That's how out-of-work long-haul driver Mike (Liam Neeson) and his mechanic brother Gurty (Marcus Thomas) find themselves with some much-needed work. Gurty speaks in a child-like manner, interpreted by his brother where needed, a result of the PTSD Gurty earned as an Iraq war veteran. Protective brother Mike has lost a series of jobs due to the care he has to willingly give to his brother, so this dangerous job is much-needed for the pair's survival.

Also hired for the rescue mission is a former employee of the mining company, the Native rights campaigner Tantoo (Amber Midthunder), a willing recruit considering her brother is one of the trapped miners.

With the risk to the vehicles, Jim drives a third truck as they set off convoy-style, hoping to improve on the law of averages and see at least one wellhead arrive at the mine with enough time to save the men.

Joining Amber in her truck is Varney (Benjamin Walker), a numbers man for the mine insurance company whose job is to make sure the work is carried out.

The freezing cold and the distances to be covered aren't the only dangers as the drivers take on ice storms, mechanical issues, cracking ice and a series of challenges in their way.

If all of that weren't enough, it also appears there is a snake in their midst.

The Ice Road is a pretty formulaic experience, a by-the-numbers film that follows in the tyre tracks of a number of films that drove these icy roads before it.

Writer director Jonathan Hensleigh gives generous nods throughout to the classic 1953 Henri-Georges Clouzot thriller The Wages of Fear which saw two trucks loaded with nitroglycerine drive through remote mountainous country with the explosive needed to help extinguish some well fires burning out of control.

Hensleigh throws everything at these truckers as they make their journey, everything feeling implausible unless you've watched yourself a bunch of Ice Road Trucker episodes and you feel like you're an expert of the dangers of hauling freight in these conditions.

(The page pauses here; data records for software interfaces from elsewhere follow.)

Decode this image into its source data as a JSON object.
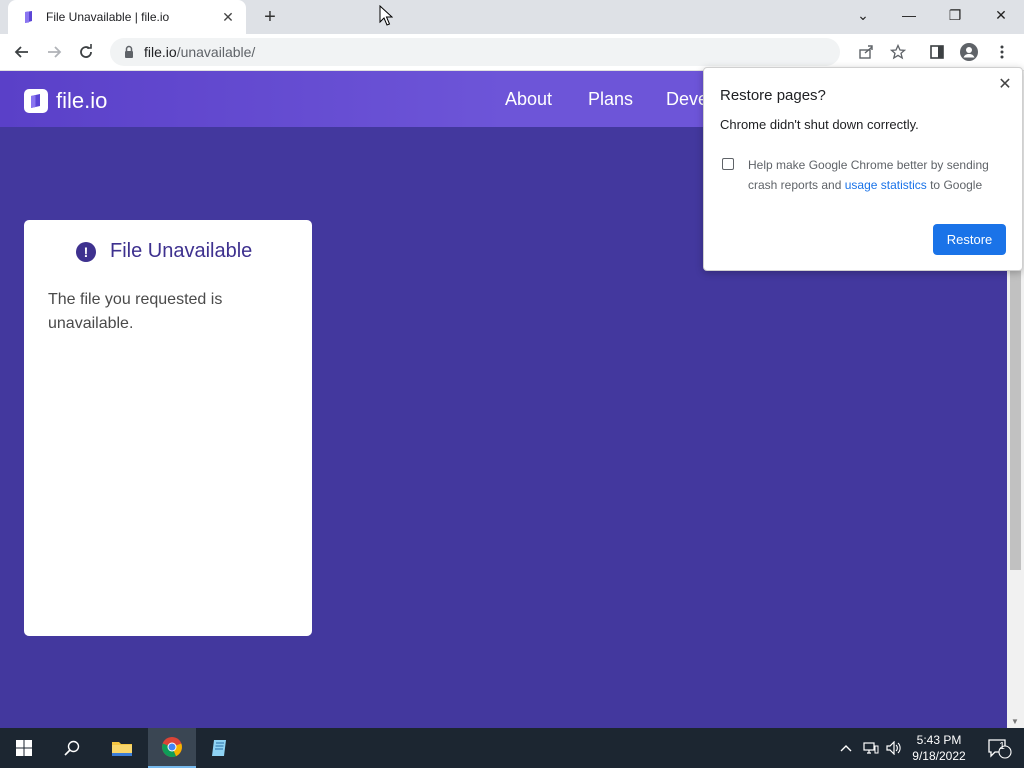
{
  "browser": {
    "tab": {
      "title": "File Unavailable | file.io",
      "close": "✕"
    },
    "new_tab": "+",
    "window_controls": {
      "minimize": "—",
      "maximize": "❐",
      "close": "✕",
      "tab_search": "⌄"
    },
    "address_bar": {
      "host": "file.io",
      "path": "/unavailable/"
    }
  },
  "site": {
    "logo": "file.io",
    "nav": [
      "About",
      "Plans",
      "Deve"
    ],
    "card": {
      "title": "File Unavailable",
      "message": "The file you requested is unavailable."
    }
  },
  "restore_popup": {
    "title": "Restore pages?",
    "message": "Chrome didn't shut down correctly.",
    "checkbox_label_prefix": "Help make Google Chrome better by sending crash reports and ",
    "checkbox_link": "usage statistics",
    "checkbox_label_suffix": " to Google",
    "button": "Restore",
    "checked": false
  },
  "taskbar": {
    "time": "5:43 PM",
    "date": "9/18/2022",
    "notification_count": "1"
  },
  "colors": {
    "page_bg": "#43389e",
    "header_bg": "#6d55d8",
    "accent_blue": "#1a73e8",
    "card_title": "#3e318f"
  }
}
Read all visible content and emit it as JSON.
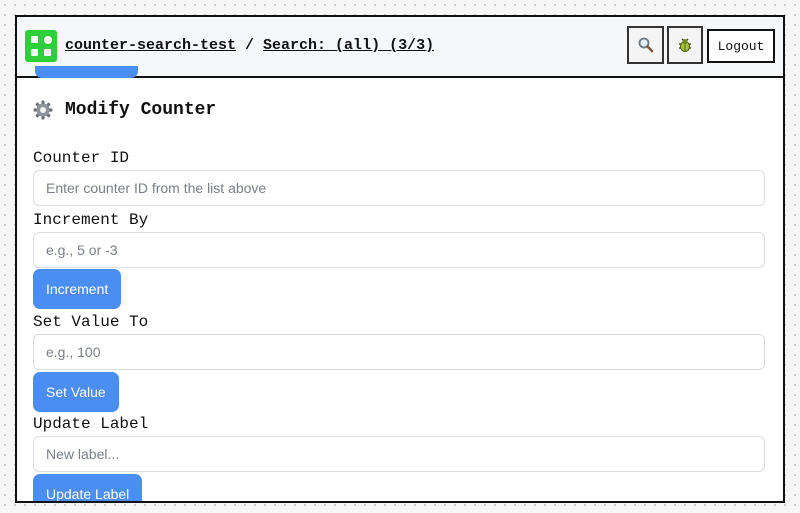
{
  "header": {
    "project_link": "counter-search-test",
    "separator": "/",
    "search_link": "Search: (all) (3/3)",
    "search_icon": "magnifier-icon",
    "debug_icon": "bug-icon",
    "logout_label": "Logout"
  },
  "modify": {
    "title": "Modify Counter",
    "title_icon": "gear-icon",
    "counter_id_label": "Counter ID",
    "counter_id_placeholder": "Enter counter ID from the list above",
    "increment_by_label": "Increment By",
    "increment_by_placeholder": "e.g., 5 or -3",
    "increment_button": "Increment",
    "set_value_label": "Set Value To",
    "set_value_placeholder": "e.g., 100",
    "set_value_button": "Set Value",
    "update_label_label": "Update Label",
    "update_label_placeholder": "New label...",
    "update_label_button": "Update Label"
  },
  "colors": {
    "logo": "#2fcf3c",
    "button": "#4a8df3",
    "border": "#111111"
  }
}
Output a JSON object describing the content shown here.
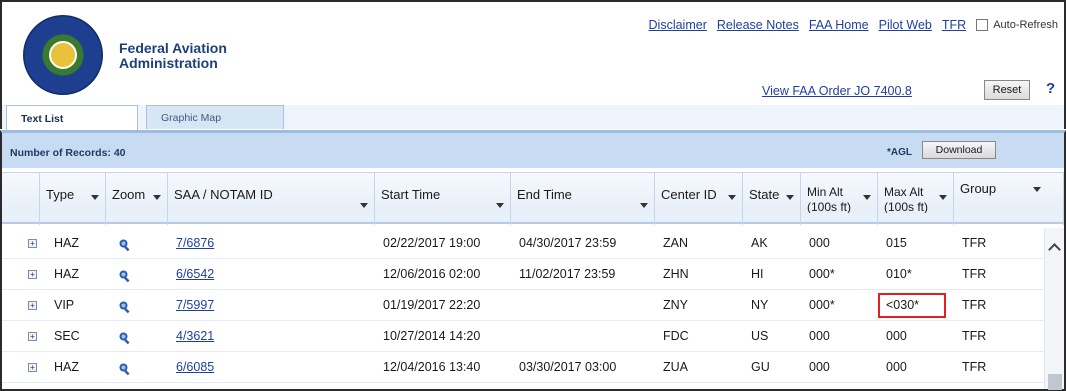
{
  "header": {
    "agency_line1": "Federal Aviation",
    "agency_line2": "Administration",
    "links": [
      "Disclaimer",
      "Release Notes",
      "FAA Home",
      "Pilot Web",
      "TFR"
    ],
    "auto_refresh_label": "Auto-Refresh",
    "auto_refresh_checked": false,
    "order_link": "View FAA Order JO 7400.8",
    "reset_label": "Reset",
    "help_glyph": "?"
  },
  "tabs": [
    {
      "label": "Text List",
      "active": true
    },
    {
      "label": "Graphic Map",
      "active": false
    }
  ],
  "records": {
    "count_label": "Number of Records: 40",
    "agl_label": "*AGL",
    "download_label": "Download"
  },
  "columns": [
    "Type",
    "Zoom",
    "SAA / NOTAM ID",
    "Start Time",
    "End Time",
    "Center ID",
    "State",
    "Min Alt (100s ft)",
    "Max Alt (100s ft)",
    "Group"
  ],
  "columns_split": {
    "min_alt_1": "Min Alt",
    "min_alt_2": "(100s ft)",
    "max_alt_1": "Max Alt",
    "max_alt_2": "(100s ft)"
  },
  "rows": [
    {
      "type": "HAZ",
      "notam": "7/6876",
      "start": "02/22/2017 19:00",
      "end": "04/30/2017 23:59",
      "center": "ZAN",
      "state": "AK",
      "min_alt": "000",
      "max_alt": "015",
      "group": "TFR"
    },
    {
      "type": "HAZ",
      "notam": "6/6542",
      "start": "12/06/2016 02:00",
      "end": "11/02/2017 23:59",
      "center": "ZHN",
      "state": "HI",
      "min_alt": "000*",
      "max_alt": "010*",
      "group": "TFR"
    },
    {
      "type": "VIP",
      "notam": "7/5997",
      "start": "01/19/2017 22:20",
      "end": "",
      "center": "ZNY",
      "state": "NY",
      "min_alt": "000*",
      "max_alt": "<030*",
      "group": "TFR",
      "highlight_max_alt": true
    },
    {
      "type": "SEC",
      "notam": "4/3621",
      "start": "10/27/2014 14:20",
      "end": "",
      "center": "FDC",
      "state": "US",
      "min_alt": "000",
      "max_alt": "000",
      "group": "TFR"
    },
    {
      "type": "HAZ",
      "notam": "6/6085",
      "start": "12/04/2016 13:40",
      "end": "03/30/2017 03:00",
      "center": "ZUA",
      "state": "GU",
      "min_alt": "000",
      "max_alt": "000",
      "group": "TFR"
    }
  ],
  "icons": {
    "zoom": "magnifier-icon",
    "expand": "plus-box-icon",
    "sort_dropdown": "chevron-down-icon"
  },
  "colors": {
    "link": "#1f3f9f",
    "highlight_box": "#e0211f",
    "header_bar": "#c7dcf2"
  }
}
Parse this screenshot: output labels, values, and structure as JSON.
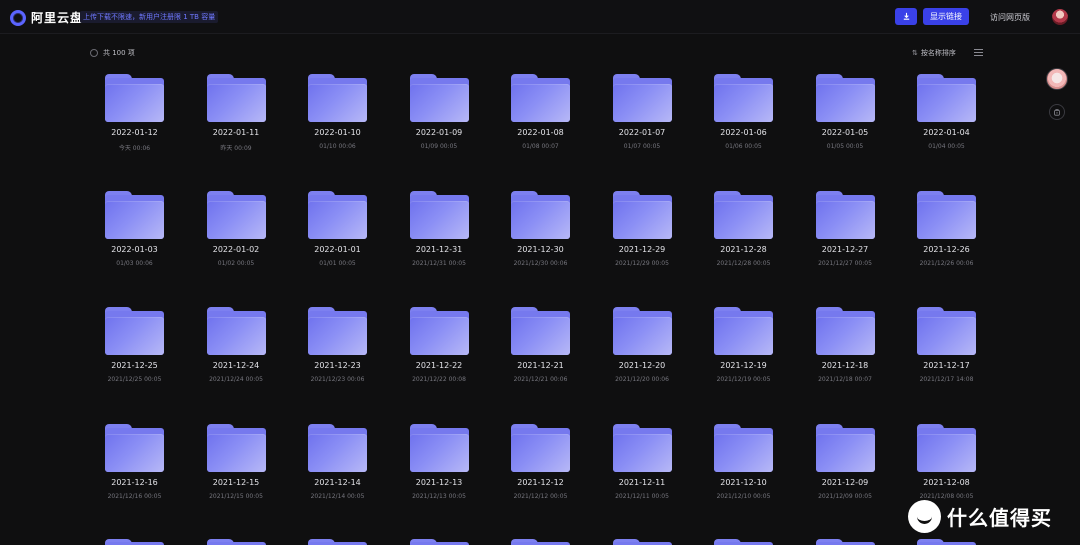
{
  "header": {
    "logo_text": "阿里云盘",
    "notice": "上传下载不限速，新用户注册限 1 TB 容量",
    "download_icon": "download-icon",
    "share_label": "显示链接",
    "web_label": "访问网页版",
    "avatar": "user-avatar"
  },
  "list": {
    "count_label": "共 100 项",
    "sort_label": "按名称排序",
    "sort_icon": "⇅",
    "view_icon": "list-view-icon"
  },
  "folders": [
    {
      "name": "2022-01-12",
      "time": "今天 00:06"
    },
    {
      "name": "2022-01-11",
      "time": "昨天 00:09"
    },
    {
      "name": "2022-01-10",
      "time": "01/10 00:06"
    },
    {
      "name": "2022-01-09",
      "time": "01/09 00:05"
    },
    {
      "name": "2022-01-08",
      "time": "01/08 00:07"
    },
    {
      "name": "2022-01-07",
      "time": "01/07 00:05"
    },
    {
      "name": "2022-01-06",
      "time": "01/06 00:05"
    },
    {
      "name": "2022-01-05",
      "time": "01/05 00:05"
    },
    {
      "name": "2022-01-04",
      "time": "01/04 00:05"
    },
    {
      "name": "2022-01-03",
      "time": "01/03 00:06"
    },
    {
      "name": "2022-01-02",
      "time": "01/02 00:05"
    },
    {
      "name": "2022-01-01",
      "time": "01/01 00:05"
    },
    {
      "name": "2021-12-31",
      "time": "2021/12/31 00:05"
    },
    {
      "name": "2021-12-30",
      "time": "2021/12/30 00:06"
    },
    {
      "name": "2021-12-29",
      "time": "2021/12/29 00:05"
    },
    {
      "name": "2021-12-28",
      "time": "2021/12/28 00:05"
    },
    {
      "name": "2021-12-27",
      "time": "2021/12/27 00:05"
    },
    {
      "name": "2021-12-26",
      "time": "2021/12/26 00:06"
    },
    {
      "name": "2021-12-25",
      "time": "2021/12/25 00:05"
    },
    {
      "name": "2021-12-24",
      "time": "2021/12/24 00:05"
    },
    {
      "name": "2021-12-23",
      "time": "2021/12/23 00:06"
    },
    {
      "name": "2021-12-22",
      "time": "2021/12/22 00:08"
    },
    {
      "name": "2021-12-21",
      "time": "2021/12/21 00:06"
    },
    {
      "name": "2021-12-20",
      "time": "2021/12/20 00:06"
    },
    {
      "name": "2021-12-19",
      "time": "2021/12/19 00:05"
    },
    {
      "name": "2021-12-18",
      "time": "2021/12/18 00:07"
    },
    {
      "name": "2021-12-17",
      "time": "2021/12/17 14:08"
    },
    {
      "name": "2021-12-16",
      "time": "2021/12/16 00:05"
    },
    {
      "name": "2021-12-15",
      "time": "2021/12/15 00:05"
    },
    {
      "name": "2021-12-14",
      "time": "2021/12/14 00:05"
    },
    {
      "name": "2021-12-13",
      "time": "2021/12/13 00:05"
    },
    {
      "name": "2021-12-12",
      "time": "2021/12/12 00:05"
    },
    {
      "name": "2021-12-11",
      "time": "2021/12/11 00:05"
    },
    {
      "name": "2021-12-10",
      "time": "2021/12/10 00:05"
    },
    {
      "name": "2021-12-09",
      "time": "2021/12/09 00:05"
    },
    {
      "name": "2021-12-08",
      "time": "2021/12/08 00:05"
    }
  ],
  "watermark": {
    "text": "什么值得买",
    "icon": "smzdm-logo-icon"
  },
  "colors": {
    "accent": "#3a41e8",
    "folder": "#7679ee",
    "background": "#0f0f10"
  }
}
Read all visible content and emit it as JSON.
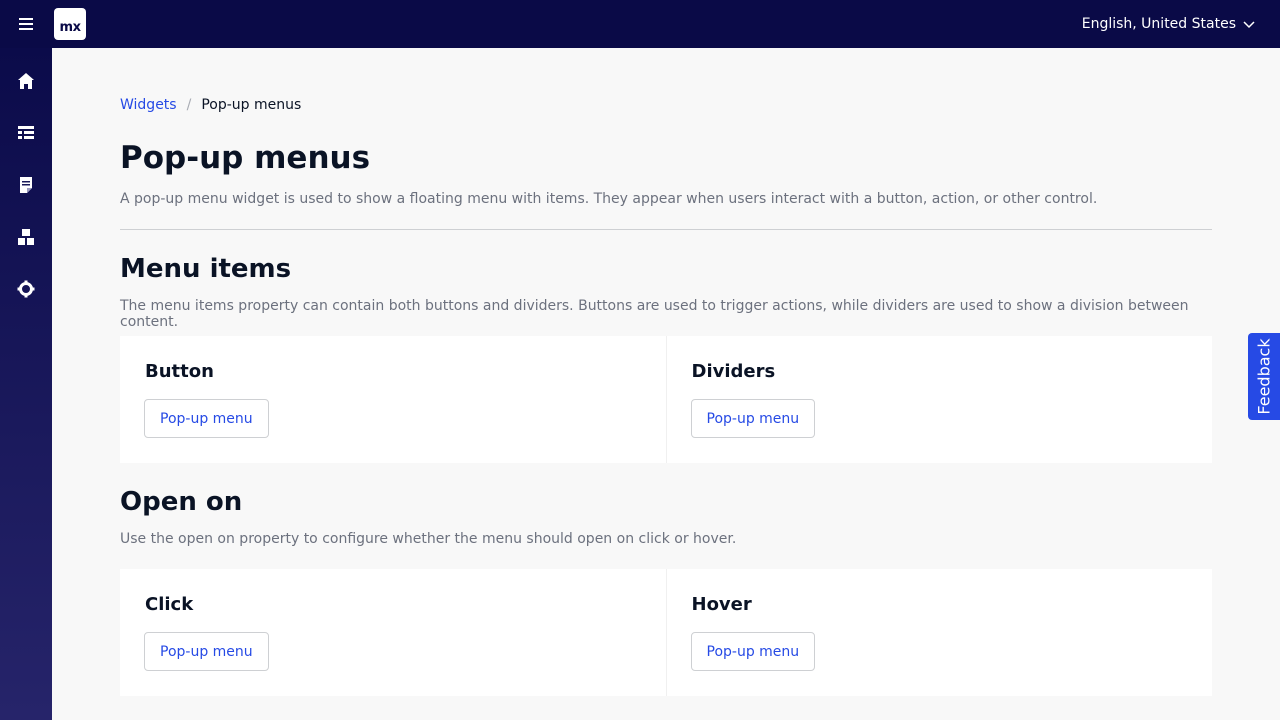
{
  "topbar": {
    "logo_text": "mx",
    "language": "English, United States",
    "menu_icon": "hamburger-icon",
    "language_icon": "chevron-down-icon"
  },
  "sidebar": {
    "items": [
      {
        "icon": "home-icon"
      },
      {
        "icon": "table-icon"
      },
      {
        "icon": "document-icon"
      },
      {
        "icon": "widgets-icon"
      },
      {
        "icon": "gear-icon"
      }
    ]
  },
  "breadcrumb": {
    "parent": "Widgets",
    "separator": "/",
    "current": "Pop-up menus"
  },
  "page": {
    "title": "Pop-up menus",
    "lead": "A pop-up menu widget is used to show a floating menu with items. They appear when users interact with a button, action, or other control."
  },
  "sections": [
    {
      "title": "Menu items",
      "description": "The menu items property can contain both buttons and dividers. Buttons are used to trigger actions, while dividers are used to show a division between content.",
      "cards": [
        {
          "title": "Button",
          "button": "Pop-up menu"
        },
        {
          "title": "Dividers",
          "button": "Pop-up menu"
        }
      ]
    },
    {
      "title": "Open on",
      "description": "Use the open on property to configure whether the menu should open on click or hover.",
      "cards": [
        {
          "title": "Click",
          "button": "Pop-up menu"
        },
        {
          "title": "Hover",
          "button": "Pop-up menu"
        }
      ]
    }
  ],
  "feedback": {
    "label": "Feedback"
  },
  "colors": {
    "topbar": "#0a0a47",
    "accent": "#264ae5",
    "text": "#0a1325",
    "muted": "#6c717e"
  }
}
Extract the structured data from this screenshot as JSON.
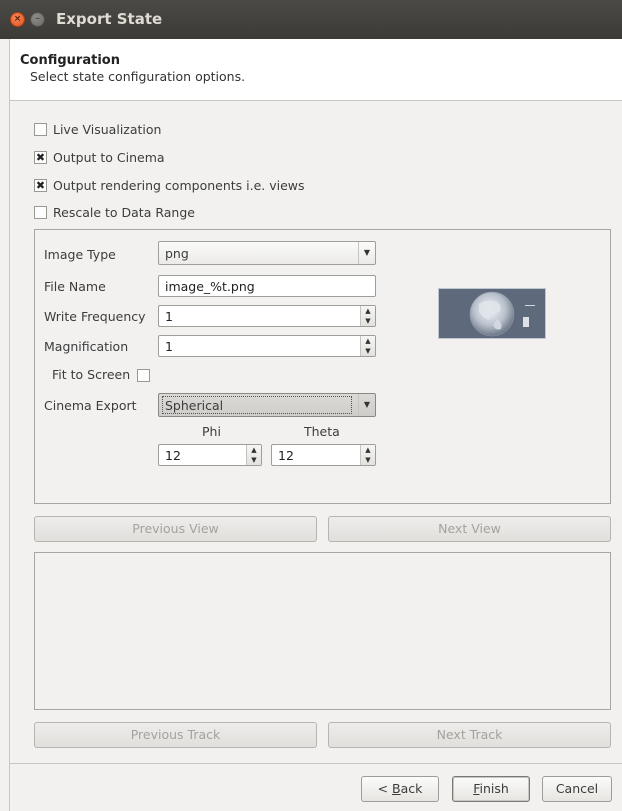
{
  "window": {
    "title": "Export State"
  },
  "header": {
    "title": "Configuration",
    "subtitle": "Select state configuration options."
  },
  "options": {
    "live_visualization": {
      "label": "Live Visualization",
      "checked": false
    },
    "output_to_cinema": {
      "label": "Output to Cinema",
      "checked": true
    },
    "output_rendering_components": {
      "label": "Output rendering components i.e. views",
      "checked": true
    },
    "rescale_to_data_range": {
      "label": "Rescale to Data Range",
      "checked": false
    }
  },
  "view_settings": {
    "image_type": {
      "label": "Image Type",
      "value": "png"
    },
    "file_name": {
      "label": "File Name",
      "value": "image_%t.png"
    },
    "write_frequency": {
      "label": "Write Frequency",
      "value": "1"
    },
    "magnification": {
      "label": "Magnification",
      "value": "1"
    },
    "fit_to_screen": {
      "label": "Fit to Screen",
      "checked": false
    },
    "cinema_export": {
      "label": "Cinema Export",
      "value": "Spherical"
    },
    "phi": {
      "label": "Phi",
      "value": "12"
    },
    "theta": {
      "label": "Theta",
      "value": "12"
    }
  },
  "view_nav": {
    "previous": "Previous View",
    "next": "Next View"
  },
  "track_nav": {
    "previous": "Previous Track",
    "next": "Next Track"
  },
  "footer": {
    "back_mnemonic": "B",
    "back_rest": "ack",
    "back_prefix": "< ",
    "finish_mnemonic": "F",
    "finish_rest": "inish",
    "cancel": "Cancel"
  },
  "icons": {
    "close": "close-icon",
    "minimize": "minimize-icon",
    "checkmark": "✖",
    "dropdown": "▼",
    "spin_up": "▲",
    "spin_down": "▼"
  }
}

The location filming looks authentically freezing and the performances are as solid as possible for actors swaddled in a ton of warm weather gear or sat in truck cabins.

The soundtrack is full of country-strong tunes that, along with a handful of the hokey lines of dialogue about the troubles of the workin' folks, seem to be developed by a committee of marketing executives to appeal to Trumpian heartlanders. I may be cynical.

Liam Neeson is, as ever, a stoic and credible leading man. Like his character in this and every other recent film, he is dependable and the kind of bloke you're happy to spend some time with.

This story Formulaic script a slippery slope first appeared on The Canberra Times.